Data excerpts
● ● ● ● ● ● ●

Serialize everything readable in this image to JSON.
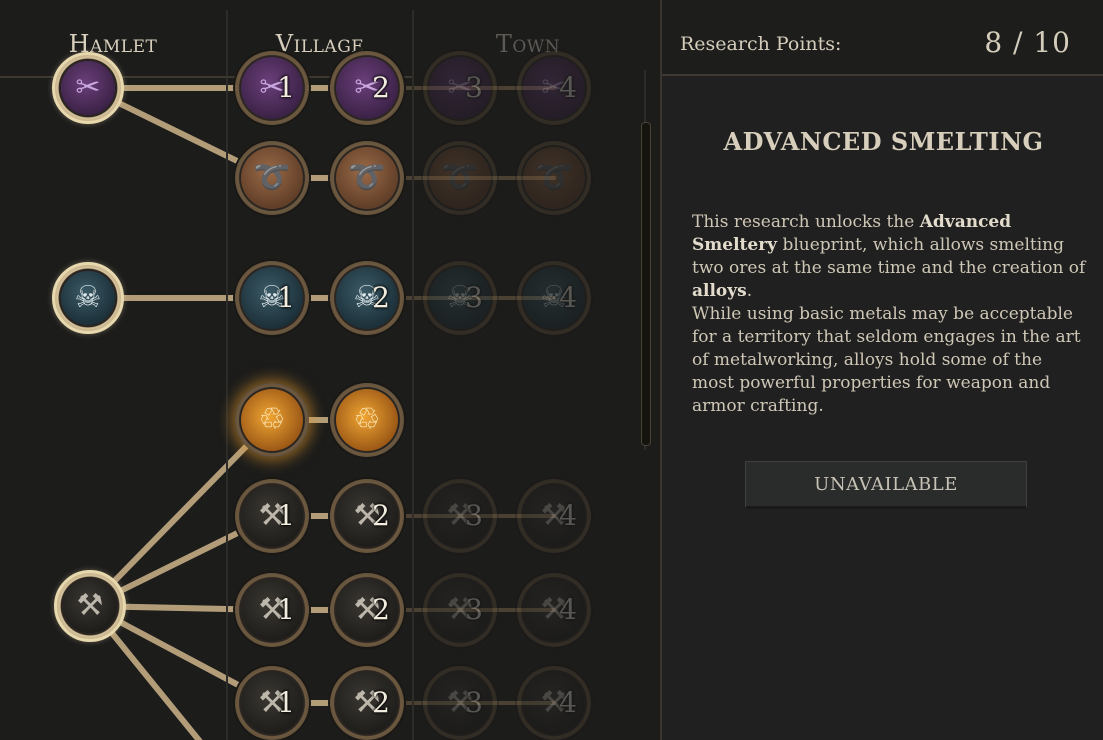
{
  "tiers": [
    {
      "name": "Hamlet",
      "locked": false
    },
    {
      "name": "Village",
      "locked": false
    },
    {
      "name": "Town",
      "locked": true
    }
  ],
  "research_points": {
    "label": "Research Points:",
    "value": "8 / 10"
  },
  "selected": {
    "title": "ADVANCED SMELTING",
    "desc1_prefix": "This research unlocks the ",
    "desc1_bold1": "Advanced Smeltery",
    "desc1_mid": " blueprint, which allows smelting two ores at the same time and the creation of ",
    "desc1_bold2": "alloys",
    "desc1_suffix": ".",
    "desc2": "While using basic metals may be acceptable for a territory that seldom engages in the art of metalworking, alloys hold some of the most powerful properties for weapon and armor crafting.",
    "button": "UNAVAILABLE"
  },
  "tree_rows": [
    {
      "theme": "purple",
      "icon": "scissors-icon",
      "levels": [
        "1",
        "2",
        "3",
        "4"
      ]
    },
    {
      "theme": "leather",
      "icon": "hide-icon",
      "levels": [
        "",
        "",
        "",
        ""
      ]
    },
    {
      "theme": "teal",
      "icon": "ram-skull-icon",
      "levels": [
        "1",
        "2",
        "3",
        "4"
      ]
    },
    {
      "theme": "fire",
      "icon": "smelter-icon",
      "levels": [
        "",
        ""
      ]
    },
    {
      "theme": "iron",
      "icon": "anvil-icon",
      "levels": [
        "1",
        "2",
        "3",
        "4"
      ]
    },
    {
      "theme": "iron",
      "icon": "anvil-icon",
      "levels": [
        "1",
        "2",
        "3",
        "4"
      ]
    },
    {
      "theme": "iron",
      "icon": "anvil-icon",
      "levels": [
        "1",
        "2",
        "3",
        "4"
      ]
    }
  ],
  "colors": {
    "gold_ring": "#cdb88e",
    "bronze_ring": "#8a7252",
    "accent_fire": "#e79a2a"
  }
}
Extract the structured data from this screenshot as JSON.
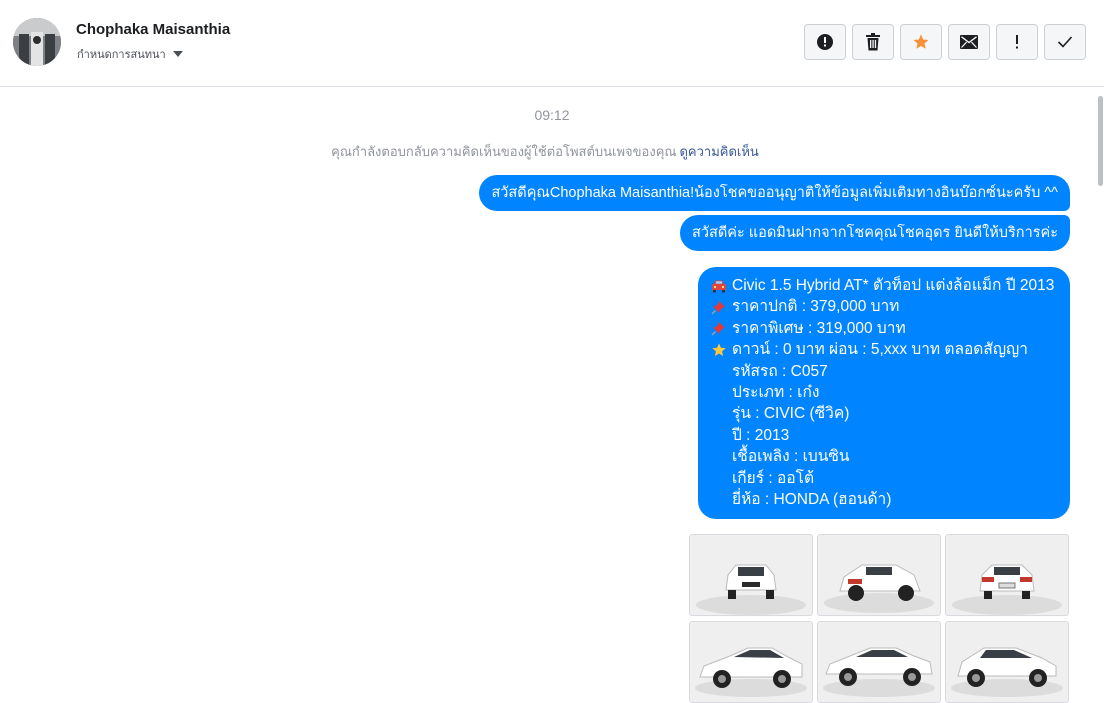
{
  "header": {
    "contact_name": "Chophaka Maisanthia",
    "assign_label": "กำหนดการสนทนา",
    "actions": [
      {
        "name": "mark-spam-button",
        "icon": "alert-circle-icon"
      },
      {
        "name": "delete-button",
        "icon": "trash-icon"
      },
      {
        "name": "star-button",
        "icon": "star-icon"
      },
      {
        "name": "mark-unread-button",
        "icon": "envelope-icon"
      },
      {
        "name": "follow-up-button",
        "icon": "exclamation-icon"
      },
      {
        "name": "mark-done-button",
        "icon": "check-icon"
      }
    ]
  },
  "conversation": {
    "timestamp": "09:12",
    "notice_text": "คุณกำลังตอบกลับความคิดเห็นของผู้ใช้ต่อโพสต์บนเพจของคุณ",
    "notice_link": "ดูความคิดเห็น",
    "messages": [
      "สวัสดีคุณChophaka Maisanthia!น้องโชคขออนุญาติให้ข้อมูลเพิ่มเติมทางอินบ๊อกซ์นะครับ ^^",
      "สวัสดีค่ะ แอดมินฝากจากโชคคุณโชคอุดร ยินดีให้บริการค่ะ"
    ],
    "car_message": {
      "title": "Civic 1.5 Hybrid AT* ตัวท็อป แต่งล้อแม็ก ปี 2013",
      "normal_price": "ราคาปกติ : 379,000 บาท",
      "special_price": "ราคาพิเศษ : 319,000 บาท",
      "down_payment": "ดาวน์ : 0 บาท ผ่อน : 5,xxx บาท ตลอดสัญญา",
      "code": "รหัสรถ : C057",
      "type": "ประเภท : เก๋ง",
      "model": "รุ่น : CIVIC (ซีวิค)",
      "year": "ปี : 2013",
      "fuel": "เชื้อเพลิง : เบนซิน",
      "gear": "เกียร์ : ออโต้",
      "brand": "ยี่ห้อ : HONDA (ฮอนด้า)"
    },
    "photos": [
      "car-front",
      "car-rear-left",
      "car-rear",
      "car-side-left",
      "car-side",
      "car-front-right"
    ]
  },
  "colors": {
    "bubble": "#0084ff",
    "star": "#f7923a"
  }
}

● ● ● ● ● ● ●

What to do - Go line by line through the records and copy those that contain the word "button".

Task solution -
    "button": "UNAVAILABLE"
        "name": "mark-spam-button",
        "name": "delete-button",
        "name": "star-button",
        "name": "mark-unread-button",
        "name": "follow-up-button",
        "name": "mark-done-button",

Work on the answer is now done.